*Work instruction*. The records below are to be duplicated character for character.

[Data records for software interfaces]
-------

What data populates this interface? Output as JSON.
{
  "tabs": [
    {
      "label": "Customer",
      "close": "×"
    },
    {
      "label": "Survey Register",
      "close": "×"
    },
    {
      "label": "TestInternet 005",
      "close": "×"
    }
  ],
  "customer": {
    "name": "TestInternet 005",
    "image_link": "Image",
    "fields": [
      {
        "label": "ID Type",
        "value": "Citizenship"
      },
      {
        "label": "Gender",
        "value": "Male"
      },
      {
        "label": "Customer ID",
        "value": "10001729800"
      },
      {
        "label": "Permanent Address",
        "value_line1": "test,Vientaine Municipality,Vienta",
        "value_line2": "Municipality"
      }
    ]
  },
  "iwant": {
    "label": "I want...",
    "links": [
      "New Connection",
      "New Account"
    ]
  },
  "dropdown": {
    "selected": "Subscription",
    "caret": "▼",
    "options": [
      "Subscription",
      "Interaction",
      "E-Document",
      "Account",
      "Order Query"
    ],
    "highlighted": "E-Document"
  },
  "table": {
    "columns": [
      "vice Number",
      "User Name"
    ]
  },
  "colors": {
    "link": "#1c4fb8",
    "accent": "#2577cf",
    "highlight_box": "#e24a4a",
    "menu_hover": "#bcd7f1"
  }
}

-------

*Result of this exercise*.
What data populates this interface? Output as JSON.
{
  "tabs": [
    {
      "label": "Customer",
      "close": "×"
    },
    {
      "label": "Survey Register",
      "close": "×"
    },
    {
      "label": "TestInternet 005",
      "close": "×"
    }
  ],
  "customer": {
    "name": "TestInternet 005",
    "image_link": "Image",
    "fields": [
      {
        "label": "ID Type",
        "value": "Citizenship"
      },
      {
        "label": "Gender",
        "value": "Male"
      },
      {
        "label": "Customer ID",
        "value": "10001729800"
      },
      {
        "label": "Permanent Address",
        "value_line1": "test,Vientaine Municipality,Vienta",
        "value_line2": "Municipality"
      }
    ]
  },
  "iwant": {
    "label": "I want...",
    "links": [
      "New Connection",
      "New Account"
    ]
  },
  "dropdown": {
    "selected": "Subscription",
    "caret": "▼",
    "options": [
      "Subscription",
      "Interaction",
      "E-Document",
      "Account",
      "Order Query"
    ],
    "highlighted": "E-Document"
  },
  "table": {
    "columns": [
      "vice Number",
      "User Name"
    ]
  },
  "colors": {
    "link": "#1c4fb8",
    "accent": "#2577cf",
    "highlight_box": "#e24a4a",
    "menu_hover": "#bcd7f1"
  }
}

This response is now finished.